It was Henry Ford who said “You can’t build a reputation on what you are going to do.” Not all of us act on our intentions — we do some things happily, but with regard to others we procrastinate.
Years ago at church or motivational meetings it became the habit to issue people with a circular piece of card with “TUIT” written on it: our prompt to go home and get around to wiping an item off the “To Do” list. We chuckled, but I can’t remember if the Round Tuit worked!
What DOES work? Fear of possible embarrassment when a pending visit takes place — that’s good motivation. Imagine as vividly as possibly how you’d feel if caught out. But also imagine how good you’ll feel when the job is done — and write a note to that effect to pop on the fridge door.
Become accountable! Tell friends what you plan, and when, (especially those who’ll question you about it later, and your child or sibling or mother who surely will!). Ask friends for advice, and with luck one will offer to do the task with you. You’ll have to fit in with their availability, and that will be a spur to effort. Turn it into a contest, with each racing to do half — or do it companionably side-by-side, chatting and enjoying the accomplishment.
There are websites dealing with tidying up a home or de-cluttering.
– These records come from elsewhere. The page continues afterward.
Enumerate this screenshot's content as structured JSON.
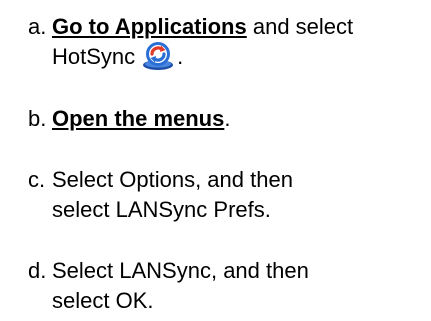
{
  "steps": [
    {
      "marker": "a.",
      "link": "Go to Applications",
      "text_after_link": " and select",
      "line2": "HotSync",
      "line2_suffix": ".",
      "icon": "hotsync-icon"
    },
    {
      "marker": "b.",
      "link": "Open the menus",
      "text_after_link": "."
    },
    {
      "marker": "c.",
      "text": "Select Options, and then",
      "line2": "select LANSync Prefs."
    },
    {
      "marker": "d.",
      "text": "Select LANSync, and then",
      "line2": "select OK."
    }
  ],
  "colors": {
    "text": "#000000",
    "icon_ring": "#2a6fd6",
    "icon_arrow": "#e23b2a",
    "icon_base": "#1d4fa8"
  }
}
After all, sometimes our belongings become a burden, and you won’t always want what you treasured so desperately a few years back.
Or employ a professional to help: work alongside them, learn from them and try to match their efforts (you don’t want to have to pay them to return another time, do you?). Pre-arrange any removal of rubbish, and stock up on uniform storage containers for what you will keep. Label everything well. Enjoy the sight at completion, and take a photo! Brag about it on Facebook and you’ll get no end of congratulatory messages from people who wish they could manage the same.
What if it’s a lot of small tasks you’ve put off? What if each task is really the sort of thing only you can do? Make a list with an indication of priority. Divide a task into definable stages that might each take 20 minutes. Indicate a reward when each final stage of a larger project is reached (go to a movie?). Or have a set of stickers to mark what’s done. Choose one thing off the Round Tuit list every day which has a spare hour.
If, like me, you have favourite TV shows, take with you any task that can be done as you watch (or switch to during those detested advert breaks). If you want to lose weight, DON’T take the task with you: instead dash TO it every ad break, do what you can and dash back.
Write each task on a separate piece of paper, and fold them into a box. Then see what you pull “out of the hat” when you have that spare hour. If they are indeed 20-minute tasks then you’ll have time to recuperate or play those computer games or whatever floats your boat.
In my spare time over the last 25 years I’ve written a historical novel that took 9 years of research and labour, a reference book that took most of a year, a series of 7 children’s history books that collectively took 3 years, a memoir that took 6 months, a book of Christian devotions which was added to over a period of 2 years, and have amassed more than 30 short stories which are currently appearing in two anthologies.
Yes, I’ve well proved I can maintain impetus on long-term projects. I don’t kick myself too much for the fact that people will praise me for my teaching and writing, but they will never, EVER have cause to describe me as “house-proud”– so you can guess in what area I tend to procrastinate.
In my professional diary I note all intended follow-ups or preparations, and can see a whole week at a glance. But what of tasks left undone at the end of a week, when I turn the page? Periodically I turn back over past weeks, highlight tasks yet pending, then I start a list.
If something ought to be on the URGENT list, Blutak a reminder here and there about the house. And when a backlog really causes a problem, have a “half-hour dash” to see how much difference you can make to a single room just by putting away clothes, making the bed and spreading out for sorting all those things populating the top of your dresser. You might end up with yet another task (washing clothes) but it will likely be a very necessary thing.
What you can’t plan for, is that you are almost sure to find something you’ve been looking for, when you get around to a long-put-off task. That adds to the reward.
Having said all that, I must return to a cleaning task I divided into 5 parts and have done 3 — always hoping my husband will look and say “Hey, I could do that better!”